*Problem description*:
Retype each line of the material below word for word; pictures stay out.

*Dataset content*:
··········

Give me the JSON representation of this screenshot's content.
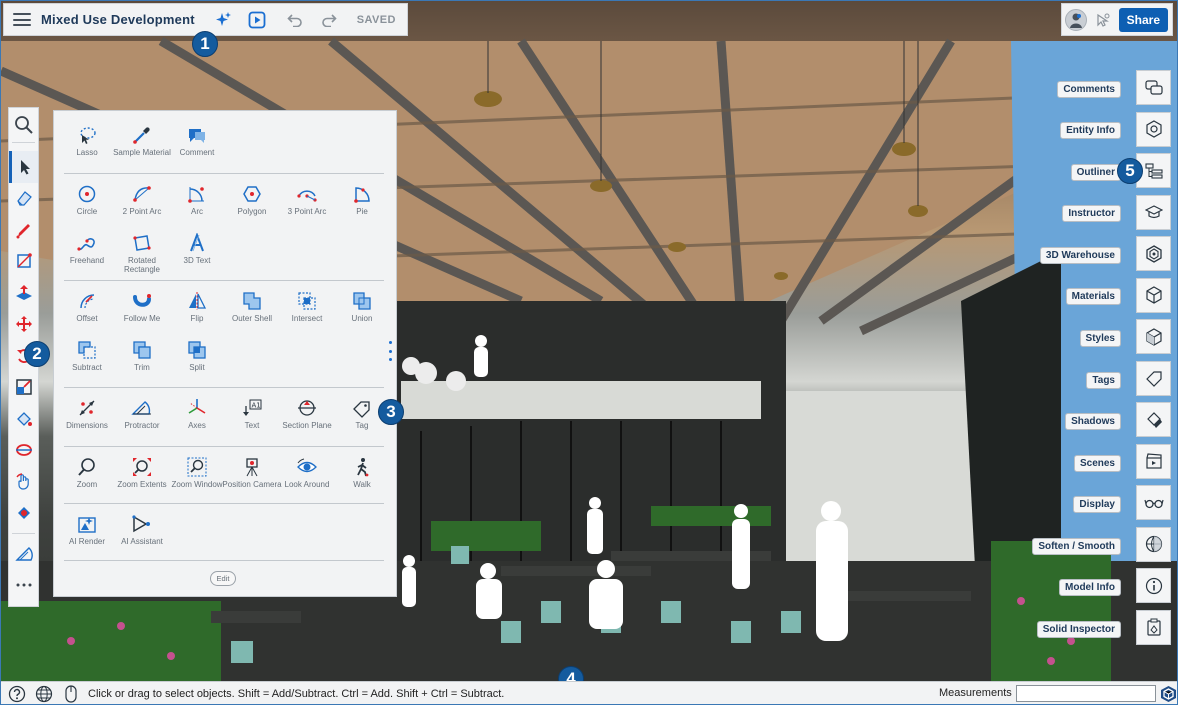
{
  "header": {
    "title": "Mixed Use Development",
    "status": "SAVED"
  },
  "topright": {
    "share_label": "Share"
  },
  "panel": {
    "sections": [
      {
        "tools": [
          {
            "id": "lasso",
            "label": "Lasso"
          },
          {
            "id": "sample-material",
            "label": "Sample Material"
          },
          {
            "id": "comment",
            "label": "Comment"
          }
        ]
      },
      {
        "tools": [
          {
            "id": "circle",
            "label": "Circle"
          },
          {
            "id": "2-point-arc",
            "label": "2 Point Arc"
          },
          {
            "id": "arc",
            "label": "Arc"
          },
          {
            "id": "polygon",
            "label": "Polygon"
          },
          {
            "id": "3-point-arc",
            "label": "3 Point Arc"
          },
          {
            "id": "pie",
            "label": "Pie"
          },
          {
            "id": "freehand",
            "label": "Freehand"
          },
          {
            "id": "rotated-rectangle",
            "label": "Rotated Rectangle"
          },
          {
            "id": "3d-text",
            "label": "3D Text"
          }
        ]
      },
      {
        "tools": [
          {
            "id": "offset",
            "label": "Offset"
          },
          {
            "id": "follow-me",
            "label": "Follow Me"
          },
          {
            "id": "flip",
            "label": "Flip"
          },
          {
            "id": "outer-shell",
            "label": "Outer Shell"
          },
          {
            "id": "intersect",
            "label": "Intersect"
          },
          {
            "id": "union",
            "label": "Union"
          },
          {
            "id": "subtract",
            "label": "Subtract"
          },
          {
            "id": "trim",
            "label": "Trim"
          },
          {
            "id": "split",
            "label": "Split"
          }
        ]
      },
      {
        "tools": [
          {
            "id": "dimensions",
            "label": "Dimensions"
          },
          {
            "id": "protractor",
            "label": "Protractor"
          },
          {
            "id": "axes",
            "label": "Axes"
          },
          {
            "id": "text",
            "label": "Text"
          },
          {
            "id": "section-plane",
            "label": "Section Plane"
          },
          {
            "id": "tag",
            "label": "Tag"
          }
        ]
      },
      {
        "tools": [
          {
            "id": "zoom",
            "label": "Zoom"
          },
          {
            "id": "zoom-extents",
            "label": "Zoom Extents"
          },
          {
            "id": "zoom-window",
            "label": "Zoom Window"
          },
          {
            "id": "position-camera",
            "label": "Position Camera"
          },
          {
            "id": "look-around",
            "label": "Look Around"
          },
          {
            "id": "walk",
            "label": "Walk"
          }
        ]
      },
      {
        "tools": [
          {
            "id": "ai-render",
            "label": "AI Render"
          },
          {
            "id": "ai-assistant",
            "label": "AI Assistant"
          }
        ]
      }
    ],
    "edit_label": "Edit"
  },
  "right_panel": {
    "items": [
      {
        "id": "comments",
        "label": "Comments"
      },
      {
        "id": "entity-info",
        "label": "Entity Info"
      },
      {
        "id": "outliner",
        "label": "Outliner"
      },
      {
        "id": "instructor",
        "label": "Instructor"
      },
      {
        "id": "3d-warehouse",
        "label": "3D Warehouse"
      },
      {
        "id": "materials",
        "label": "Materials"
      },
      {
        "id": "styles",
        "label": "Styles"
      },
      {
        "id": "tags",
        "label": "Tags"
      },
      {
        "id": "shadows",
        "label": "Shadows"
      },
      {
        "id": "scenes",
        "label": "Scenes"
      },
      {
        "id": "display",
        "label": "Display"
      },
      {
        "id": "soften-smooth",
        "label": "Soften / Smooth"
      },
      {
        "id": "model-info",
        "label": "Model Info"
      },
      {
        "id": "solid-inspector",
        "label": "Solid Inspector"
      }
    ]
  },
  "callouts": [
    "1",
    "2",
    "3",
    "4",
    "5"
  ],
  "status": {
    "hint": "Click or drag to select objects. Shift = Add/Subtract. Ctrl = Add. Shift + Ctrl = Subtract.",
    "measurements_label": "Measurements",
    "measurements_value": ""
  },
  "colors": {
    "accent": "#0d5fb3",
    "callout": "#145b9e",
    "tool_red": "#e0262c",
    "tool_blue": "#1f6fc7"
  }
}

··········

*Exercise result*:
Give me the JSON representation of this screenshot's content.
{
  "header": {
    "title": "Mixed Use Development",
    "status": "SAVED"
  },
  "topright": {
    "share_label": "Share"
  },
  "panel": {
    "sections": [
      {
        "tools": [
          {
            "id": "lasso",
            "label": "Lasso"
          },
          {
            "id": "sample-material",
            "label": "Sample Material"
          },
          {
            "id": "comment",
            "label": "Comment"
          }
        ]
      },
      {
        "tools": [
          {
            "id": "circle",
            "label": "Circle"
          },
          {
            "id": "2-point-arc",
            "label": "2 Point Arc"
          },
          {
            "id": "arc",
            "label": "Arc"
          },
          {
            "id": "polygon",
            "label": "Polygon"
          },
          {
            "id": "3-point-arc",
            "label": "3 Point Arc"
          },
          {
            "id": "pie",
            "label": "Pie"
          },
          {
            "id": "freehand",
            "label": "Freehand"
          },
          {
            "id": "rotated-rectangle",
            "label": "Rotated Rectangle"
          },
          {
            "id": "3d-text",
            "label": "3D Text"
          }
        ]
      },
      {
        "tools": [
          {
            "id": "offset",
            "label": "Offset"
          },
          {
            "id": "follow-me",
            "label": "Follow Me"
          },
          {
            "id": "flip",
            "label": "Flip"
          },
          {
            "id": "outer-shell",
            "label": "Outer Shell"
          },
          {
            "id": "intersect",
            "label": "Intersect"
          },
          {
            "id": "union",
            "label": "Union"
          },
          {
            "id": "subtract",
            "label": "Subtract"
          },
          {
            "id": "trim",
            "label": "Trim"
          },
          {
            "id": "split",
            "label": "Split"
          }
        ]
      },
      {
        "tools": [
          {
            "id": "dimensions",
            "label": "Dimensions"
          },
          {
            "id": "protractor",
            "label": "Protractor"
          },
          {
            "id": "axes",
            "label": "Axes"
          },
          {
            "id": "text",
            "label": "Text"
          },
          {
            "id": "section-plane",
            "label": "Section Plane"
          },
          {
            "id": "tag",
            "label": "Tag"
          }
        ]
      },
      {
        "tools": [
          {
            "id": "zoom",
            "label": "Zoom"
          },
          {
            "id": "zoom-extents",
            "label": "Zoom Extents"
          },
          {
            "id": "zoom-window",
            "label": "Zoom Window"
          },
          {
            "id": "position-camera",
            "label": "Position Camera"
          },
          {
            "id": "look-around",
            "label": "Look Around"
          },
          {
            "id": "walk",
            "label": "Walk"
          }
        ]
      },
      {
        "tools": [
          {
            "id": "ai-render",
            "label": "AI Render"
          },
          {
            "id": "ai-assistant",
            "label": "AI Assistant"
          }
        ]
      }
    ],
    "edit_label": "Edit"
  },
  "right_panel": {
    "items": [
      {
        "id": "comments",
        "label": "Comments"
      },
      {
        "id": "entity-info",
        "label": "Entity Info"
      },
      {
        "id": "outliner",
        "label": "Outliner"
      },
      {
        "id": "instructor",
        "label": "Instructor"
      },
      {
        "id": "3d-warehouse",
        "label": "3D Warehouse"
      },
      {
        "id": "materials",
        "label": "Materials"
      },
      {
        "id": "styles",
        "label": "Styles"
      },
      {
        "id": "tags",
        "label": "Tags"
      },
      {
        "id": "shadows",
        "label": "Shadows"
      },
      {
        "id": "scenes",
        "label": "Scenes"
      },
      {
        "id": "display",
        "label": "Display"
      },
      {
        "id": "soften-smooth",
        "label": "Soften / Smooth"
      },
      {
        "id": "model-info",
        "label": "Model Info"
      },
      {
        "id": "solid-inspector",
        "label": "Solid Inspector"
      }
    ]
  },
  "callouts": [
    "1",
    "2",
    "3",
    "4",
    "5"
  ],
  "status": {
    "hint": "Click or drag to select objects. Shift = Add/Subtract. Ctrl = Add. Shift + Ctrl = Subtract.",
    "measurements_label": "Measurements",
    "measurements_value": ""
  },
  "colors": {
    "accent": "#0d5fb3",
    "callout": "#145b9e",
    "tool_red": "#e0262c",
    "tool_blue": "#1f6fc7"
  }
}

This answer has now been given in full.